> [SOURCE DATA]:
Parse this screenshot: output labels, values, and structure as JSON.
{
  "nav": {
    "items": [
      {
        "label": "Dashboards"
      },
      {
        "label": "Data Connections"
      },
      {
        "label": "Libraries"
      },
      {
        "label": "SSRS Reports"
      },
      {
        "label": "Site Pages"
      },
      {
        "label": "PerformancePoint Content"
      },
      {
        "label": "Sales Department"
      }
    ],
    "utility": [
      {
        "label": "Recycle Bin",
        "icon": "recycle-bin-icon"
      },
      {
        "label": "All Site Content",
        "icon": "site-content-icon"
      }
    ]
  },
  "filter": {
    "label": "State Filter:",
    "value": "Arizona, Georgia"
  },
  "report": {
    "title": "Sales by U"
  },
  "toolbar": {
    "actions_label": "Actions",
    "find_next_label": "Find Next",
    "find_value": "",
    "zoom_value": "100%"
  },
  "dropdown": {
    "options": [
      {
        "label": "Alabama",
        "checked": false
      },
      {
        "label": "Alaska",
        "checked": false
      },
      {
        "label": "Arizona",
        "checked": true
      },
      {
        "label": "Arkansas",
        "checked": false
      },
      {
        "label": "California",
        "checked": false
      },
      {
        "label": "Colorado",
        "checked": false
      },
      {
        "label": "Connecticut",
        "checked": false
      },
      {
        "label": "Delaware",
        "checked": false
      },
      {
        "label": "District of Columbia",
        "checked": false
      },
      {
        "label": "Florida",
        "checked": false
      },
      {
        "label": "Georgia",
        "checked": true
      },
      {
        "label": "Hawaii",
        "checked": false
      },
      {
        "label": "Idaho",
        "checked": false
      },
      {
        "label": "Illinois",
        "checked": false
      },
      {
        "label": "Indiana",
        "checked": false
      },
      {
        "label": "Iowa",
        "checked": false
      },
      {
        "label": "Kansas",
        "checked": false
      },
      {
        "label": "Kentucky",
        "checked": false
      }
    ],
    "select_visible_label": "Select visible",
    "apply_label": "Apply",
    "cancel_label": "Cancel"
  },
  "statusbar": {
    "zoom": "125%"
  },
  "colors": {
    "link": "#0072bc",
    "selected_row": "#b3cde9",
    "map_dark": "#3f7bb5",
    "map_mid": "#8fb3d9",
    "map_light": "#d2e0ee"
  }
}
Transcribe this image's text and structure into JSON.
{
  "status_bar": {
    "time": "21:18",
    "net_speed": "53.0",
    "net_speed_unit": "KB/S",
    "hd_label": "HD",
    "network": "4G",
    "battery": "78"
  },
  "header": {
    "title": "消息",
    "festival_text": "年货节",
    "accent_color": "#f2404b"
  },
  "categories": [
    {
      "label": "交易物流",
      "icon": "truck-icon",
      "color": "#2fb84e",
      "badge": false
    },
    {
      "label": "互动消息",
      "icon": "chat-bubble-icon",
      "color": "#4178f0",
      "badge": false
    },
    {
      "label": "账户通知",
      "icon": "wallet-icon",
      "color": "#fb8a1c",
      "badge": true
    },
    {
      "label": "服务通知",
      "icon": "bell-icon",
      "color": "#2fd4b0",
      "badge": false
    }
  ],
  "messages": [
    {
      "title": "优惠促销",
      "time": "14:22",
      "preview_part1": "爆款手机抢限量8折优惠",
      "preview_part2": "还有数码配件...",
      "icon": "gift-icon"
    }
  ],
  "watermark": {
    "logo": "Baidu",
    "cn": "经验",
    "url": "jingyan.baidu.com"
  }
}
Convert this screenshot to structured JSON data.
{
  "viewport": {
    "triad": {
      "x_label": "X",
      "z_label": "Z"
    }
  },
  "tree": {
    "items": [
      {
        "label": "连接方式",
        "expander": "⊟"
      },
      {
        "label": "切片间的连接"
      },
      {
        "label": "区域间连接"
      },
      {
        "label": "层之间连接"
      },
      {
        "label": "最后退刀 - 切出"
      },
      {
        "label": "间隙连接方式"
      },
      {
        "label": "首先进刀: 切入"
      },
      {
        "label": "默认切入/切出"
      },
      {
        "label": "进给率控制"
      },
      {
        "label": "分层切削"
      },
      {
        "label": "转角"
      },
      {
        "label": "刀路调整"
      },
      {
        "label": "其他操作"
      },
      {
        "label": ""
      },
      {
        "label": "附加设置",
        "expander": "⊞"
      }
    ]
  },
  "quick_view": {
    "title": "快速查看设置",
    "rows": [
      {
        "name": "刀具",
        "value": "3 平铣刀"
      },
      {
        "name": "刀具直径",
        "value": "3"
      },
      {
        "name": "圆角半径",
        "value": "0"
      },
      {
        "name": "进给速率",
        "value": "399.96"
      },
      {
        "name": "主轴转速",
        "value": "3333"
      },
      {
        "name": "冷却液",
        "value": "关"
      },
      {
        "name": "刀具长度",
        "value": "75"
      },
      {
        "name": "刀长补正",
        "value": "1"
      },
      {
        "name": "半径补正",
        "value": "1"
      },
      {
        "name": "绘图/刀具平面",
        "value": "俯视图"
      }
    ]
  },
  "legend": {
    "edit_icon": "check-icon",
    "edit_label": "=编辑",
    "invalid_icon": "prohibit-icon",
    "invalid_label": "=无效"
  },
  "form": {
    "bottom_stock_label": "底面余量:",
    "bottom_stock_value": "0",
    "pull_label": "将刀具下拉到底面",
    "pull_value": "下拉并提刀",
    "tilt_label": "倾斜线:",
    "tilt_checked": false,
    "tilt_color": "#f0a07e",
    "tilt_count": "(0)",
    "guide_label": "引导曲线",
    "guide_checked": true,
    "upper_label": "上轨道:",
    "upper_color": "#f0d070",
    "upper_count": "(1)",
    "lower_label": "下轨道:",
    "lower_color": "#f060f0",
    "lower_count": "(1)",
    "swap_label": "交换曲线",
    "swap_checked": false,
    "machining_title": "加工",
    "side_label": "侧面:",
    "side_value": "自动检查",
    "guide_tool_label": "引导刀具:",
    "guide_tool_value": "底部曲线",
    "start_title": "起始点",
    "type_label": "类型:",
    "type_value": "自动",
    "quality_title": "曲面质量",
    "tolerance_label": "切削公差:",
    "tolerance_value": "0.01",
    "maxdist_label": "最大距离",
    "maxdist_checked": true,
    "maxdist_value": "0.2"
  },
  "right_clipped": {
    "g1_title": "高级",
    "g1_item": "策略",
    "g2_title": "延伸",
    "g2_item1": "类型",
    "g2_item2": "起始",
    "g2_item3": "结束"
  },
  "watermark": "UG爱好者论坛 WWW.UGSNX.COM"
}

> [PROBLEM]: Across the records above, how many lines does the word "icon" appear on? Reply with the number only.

> [SOLUTION]: 9